* RECORDS TO USE
=== Section Start ===

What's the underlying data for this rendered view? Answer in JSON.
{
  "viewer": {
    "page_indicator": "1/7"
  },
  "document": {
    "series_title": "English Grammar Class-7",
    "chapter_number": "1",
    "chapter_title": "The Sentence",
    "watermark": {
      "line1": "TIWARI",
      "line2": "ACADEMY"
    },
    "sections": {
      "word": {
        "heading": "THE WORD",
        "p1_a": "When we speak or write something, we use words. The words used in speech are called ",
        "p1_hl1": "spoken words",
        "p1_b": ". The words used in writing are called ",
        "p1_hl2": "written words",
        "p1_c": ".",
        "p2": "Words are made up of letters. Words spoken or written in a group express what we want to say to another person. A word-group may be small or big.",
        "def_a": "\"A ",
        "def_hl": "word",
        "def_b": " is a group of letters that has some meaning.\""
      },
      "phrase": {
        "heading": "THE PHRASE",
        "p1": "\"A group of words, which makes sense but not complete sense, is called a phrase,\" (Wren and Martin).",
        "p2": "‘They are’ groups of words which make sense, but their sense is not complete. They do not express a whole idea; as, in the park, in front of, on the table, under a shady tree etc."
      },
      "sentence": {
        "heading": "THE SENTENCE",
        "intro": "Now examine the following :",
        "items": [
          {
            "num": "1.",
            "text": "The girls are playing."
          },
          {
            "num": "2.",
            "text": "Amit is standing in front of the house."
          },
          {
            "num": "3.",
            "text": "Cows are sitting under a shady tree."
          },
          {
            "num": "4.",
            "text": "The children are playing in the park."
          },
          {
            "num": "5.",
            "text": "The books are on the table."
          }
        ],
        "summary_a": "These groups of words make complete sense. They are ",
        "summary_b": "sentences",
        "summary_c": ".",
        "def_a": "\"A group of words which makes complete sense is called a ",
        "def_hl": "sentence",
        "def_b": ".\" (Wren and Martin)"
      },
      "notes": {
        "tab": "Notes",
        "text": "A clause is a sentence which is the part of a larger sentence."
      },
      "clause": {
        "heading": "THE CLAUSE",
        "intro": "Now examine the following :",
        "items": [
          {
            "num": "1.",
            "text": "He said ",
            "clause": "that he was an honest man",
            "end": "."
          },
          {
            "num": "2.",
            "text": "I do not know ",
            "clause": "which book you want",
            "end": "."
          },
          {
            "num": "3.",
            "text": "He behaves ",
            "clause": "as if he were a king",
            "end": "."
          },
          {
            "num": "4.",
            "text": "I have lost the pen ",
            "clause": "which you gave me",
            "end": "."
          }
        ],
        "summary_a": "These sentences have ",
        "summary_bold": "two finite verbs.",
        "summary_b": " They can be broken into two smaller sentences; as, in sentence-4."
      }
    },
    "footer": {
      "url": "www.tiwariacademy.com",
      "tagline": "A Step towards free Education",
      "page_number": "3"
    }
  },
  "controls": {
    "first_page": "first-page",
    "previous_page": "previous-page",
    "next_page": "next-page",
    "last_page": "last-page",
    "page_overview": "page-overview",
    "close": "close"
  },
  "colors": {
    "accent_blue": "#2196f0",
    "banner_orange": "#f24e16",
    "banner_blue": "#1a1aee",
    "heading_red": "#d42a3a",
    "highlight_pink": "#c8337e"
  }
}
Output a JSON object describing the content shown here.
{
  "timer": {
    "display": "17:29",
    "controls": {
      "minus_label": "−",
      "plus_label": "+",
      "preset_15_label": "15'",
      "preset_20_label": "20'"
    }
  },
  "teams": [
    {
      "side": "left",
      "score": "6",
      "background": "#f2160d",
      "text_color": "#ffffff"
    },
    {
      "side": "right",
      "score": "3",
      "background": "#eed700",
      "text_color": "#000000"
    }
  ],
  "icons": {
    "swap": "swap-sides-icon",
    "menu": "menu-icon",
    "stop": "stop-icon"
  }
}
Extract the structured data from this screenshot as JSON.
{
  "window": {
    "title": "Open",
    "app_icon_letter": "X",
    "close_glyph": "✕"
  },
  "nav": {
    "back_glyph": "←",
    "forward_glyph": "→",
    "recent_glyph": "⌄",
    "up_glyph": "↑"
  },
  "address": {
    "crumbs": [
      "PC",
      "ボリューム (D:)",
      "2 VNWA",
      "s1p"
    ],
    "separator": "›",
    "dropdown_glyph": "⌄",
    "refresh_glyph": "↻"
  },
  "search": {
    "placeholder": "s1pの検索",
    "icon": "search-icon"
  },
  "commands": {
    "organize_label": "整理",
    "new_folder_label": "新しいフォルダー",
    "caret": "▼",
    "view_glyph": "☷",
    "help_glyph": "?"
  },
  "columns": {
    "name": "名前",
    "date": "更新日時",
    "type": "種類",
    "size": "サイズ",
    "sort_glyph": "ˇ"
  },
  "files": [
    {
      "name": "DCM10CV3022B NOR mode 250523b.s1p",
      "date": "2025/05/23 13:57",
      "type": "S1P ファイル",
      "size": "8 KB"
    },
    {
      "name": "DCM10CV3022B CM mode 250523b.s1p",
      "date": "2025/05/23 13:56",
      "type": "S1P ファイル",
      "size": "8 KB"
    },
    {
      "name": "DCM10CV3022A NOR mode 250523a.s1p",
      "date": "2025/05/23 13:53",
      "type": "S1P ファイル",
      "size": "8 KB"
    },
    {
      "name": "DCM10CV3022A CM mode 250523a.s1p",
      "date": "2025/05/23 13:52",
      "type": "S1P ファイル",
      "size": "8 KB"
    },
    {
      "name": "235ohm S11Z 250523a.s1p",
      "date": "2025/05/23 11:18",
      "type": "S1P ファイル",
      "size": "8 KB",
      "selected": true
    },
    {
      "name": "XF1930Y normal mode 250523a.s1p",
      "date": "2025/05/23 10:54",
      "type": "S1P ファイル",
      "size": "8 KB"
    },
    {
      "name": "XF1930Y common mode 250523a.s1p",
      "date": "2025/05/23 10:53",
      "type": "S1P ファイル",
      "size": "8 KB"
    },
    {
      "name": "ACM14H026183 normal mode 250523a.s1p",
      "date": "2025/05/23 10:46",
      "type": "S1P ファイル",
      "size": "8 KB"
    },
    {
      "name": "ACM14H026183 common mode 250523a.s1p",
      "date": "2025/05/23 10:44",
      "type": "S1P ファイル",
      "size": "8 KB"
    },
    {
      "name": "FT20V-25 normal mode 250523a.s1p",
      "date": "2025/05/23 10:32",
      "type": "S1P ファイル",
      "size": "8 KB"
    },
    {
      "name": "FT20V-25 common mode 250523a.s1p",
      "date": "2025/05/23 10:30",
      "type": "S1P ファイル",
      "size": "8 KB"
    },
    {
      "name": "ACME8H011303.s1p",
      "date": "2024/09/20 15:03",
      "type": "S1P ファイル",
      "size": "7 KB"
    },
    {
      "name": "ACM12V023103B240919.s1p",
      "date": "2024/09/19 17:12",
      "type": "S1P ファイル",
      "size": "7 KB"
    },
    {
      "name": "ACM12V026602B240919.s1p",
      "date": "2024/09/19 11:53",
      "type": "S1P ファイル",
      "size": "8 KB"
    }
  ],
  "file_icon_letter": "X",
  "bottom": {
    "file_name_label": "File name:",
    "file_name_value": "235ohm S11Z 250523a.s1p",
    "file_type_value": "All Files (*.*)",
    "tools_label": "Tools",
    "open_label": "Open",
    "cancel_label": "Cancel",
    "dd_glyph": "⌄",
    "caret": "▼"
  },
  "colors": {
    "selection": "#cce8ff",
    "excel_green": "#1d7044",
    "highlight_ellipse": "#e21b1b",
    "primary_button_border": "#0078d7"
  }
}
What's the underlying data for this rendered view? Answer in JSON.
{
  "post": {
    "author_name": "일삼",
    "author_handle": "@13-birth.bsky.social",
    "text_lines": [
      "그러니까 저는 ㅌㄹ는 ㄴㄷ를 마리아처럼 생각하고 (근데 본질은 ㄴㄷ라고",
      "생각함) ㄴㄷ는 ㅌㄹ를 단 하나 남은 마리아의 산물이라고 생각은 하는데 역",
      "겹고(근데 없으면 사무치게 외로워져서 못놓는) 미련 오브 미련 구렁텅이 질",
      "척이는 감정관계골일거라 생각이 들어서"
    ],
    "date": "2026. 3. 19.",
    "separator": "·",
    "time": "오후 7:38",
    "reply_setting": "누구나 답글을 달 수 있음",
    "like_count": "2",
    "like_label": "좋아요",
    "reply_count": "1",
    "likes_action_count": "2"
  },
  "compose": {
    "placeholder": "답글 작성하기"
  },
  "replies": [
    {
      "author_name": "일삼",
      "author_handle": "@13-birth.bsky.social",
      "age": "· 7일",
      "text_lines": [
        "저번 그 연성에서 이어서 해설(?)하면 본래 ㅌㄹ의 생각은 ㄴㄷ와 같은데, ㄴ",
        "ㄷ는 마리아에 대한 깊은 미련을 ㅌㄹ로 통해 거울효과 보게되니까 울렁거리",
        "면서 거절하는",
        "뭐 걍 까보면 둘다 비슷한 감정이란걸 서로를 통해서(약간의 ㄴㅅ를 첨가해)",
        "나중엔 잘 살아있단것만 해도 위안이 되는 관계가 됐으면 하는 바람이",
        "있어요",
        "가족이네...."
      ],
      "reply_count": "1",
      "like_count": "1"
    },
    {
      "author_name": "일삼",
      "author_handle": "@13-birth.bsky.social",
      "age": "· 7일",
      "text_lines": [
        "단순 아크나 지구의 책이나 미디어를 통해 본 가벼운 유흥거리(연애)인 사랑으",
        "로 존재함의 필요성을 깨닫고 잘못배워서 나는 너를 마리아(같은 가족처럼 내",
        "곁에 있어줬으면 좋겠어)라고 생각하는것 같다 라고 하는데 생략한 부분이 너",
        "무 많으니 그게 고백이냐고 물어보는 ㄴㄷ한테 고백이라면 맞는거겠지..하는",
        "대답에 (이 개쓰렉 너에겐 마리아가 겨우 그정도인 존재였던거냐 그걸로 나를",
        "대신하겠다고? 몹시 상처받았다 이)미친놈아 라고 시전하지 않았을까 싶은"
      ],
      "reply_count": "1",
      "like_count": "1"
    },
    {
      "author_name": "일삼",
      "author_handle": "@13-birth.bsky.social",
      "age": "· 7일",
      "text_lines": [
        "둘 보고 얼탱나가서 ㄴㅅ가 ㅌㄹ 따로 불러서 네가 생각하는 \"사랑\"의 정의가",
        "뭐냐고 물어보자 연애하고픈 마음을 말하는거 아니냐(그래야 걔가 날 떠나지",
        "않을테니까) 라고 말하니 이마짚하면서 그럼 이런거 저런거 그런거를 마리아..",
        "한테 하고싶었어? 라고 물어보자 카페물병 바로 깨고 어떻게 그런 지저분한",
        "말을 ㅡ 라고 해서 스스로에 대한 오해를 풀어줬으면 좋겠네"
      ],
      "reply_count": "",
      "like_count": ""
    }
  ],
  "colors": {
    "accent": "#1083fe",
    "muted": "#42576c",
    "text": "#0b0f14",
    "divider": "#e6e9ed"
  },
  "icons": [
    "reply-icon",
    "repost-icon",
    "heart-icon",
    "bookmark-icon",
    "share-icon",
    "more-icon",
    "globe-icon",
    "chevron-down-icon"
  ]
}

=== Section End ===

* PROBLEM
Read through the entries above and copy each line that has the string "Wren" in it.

* ANSWER TO THIS EXERCISE
        "p1": "\"A group of words, which makes sense but not complete sense, is called a phrase,\" (Wren and Martin).",
        "def_b": ".\" (Wren and Martin)"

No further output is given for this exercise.